|WO2012148285A1 *||Apr 19, 2012||Nov 1, 2012||Seabed Rig As||Pipe handling device|
|U.S. Classification||414/22.63, 211/70.4, 175/52, 175/85|
|International Classification||E21B19/00, E21B19/14, E21B|
|Nov 4, 1991||AS||Assignment|
Owner name: HITEC A.S., A CORP. OF NORWAY, NORWAY
Free format text: ASSIGNMENT OF ASSIGNORS INTEREST.;ASSIGNORS:EILERTSEN, BJORN;MCGILL, JOHN;REEL/FRAME:006091/0900
Effective date: 19910927
|Mar 4, 1997||FPAY||Fee payment|
Year of fee payment: 4
|Mar 13, 2001||FPAY||Fee payment|
Year of fee payment: 8

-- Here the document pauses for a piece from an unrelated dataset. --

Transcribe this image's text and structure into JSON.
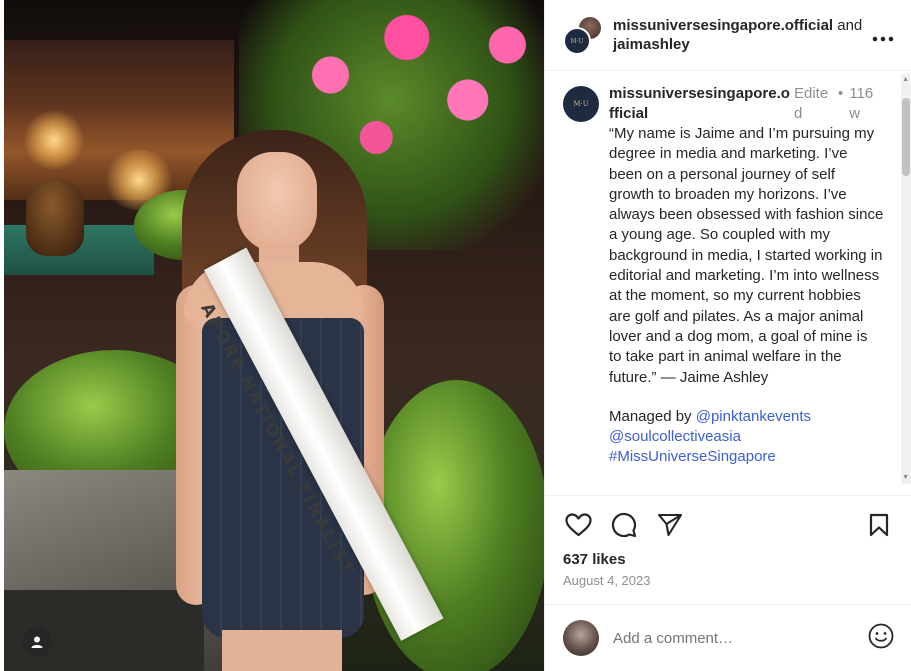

|Mar 14, 2005||FPAY||Fee payment|
Year of fee payment: 12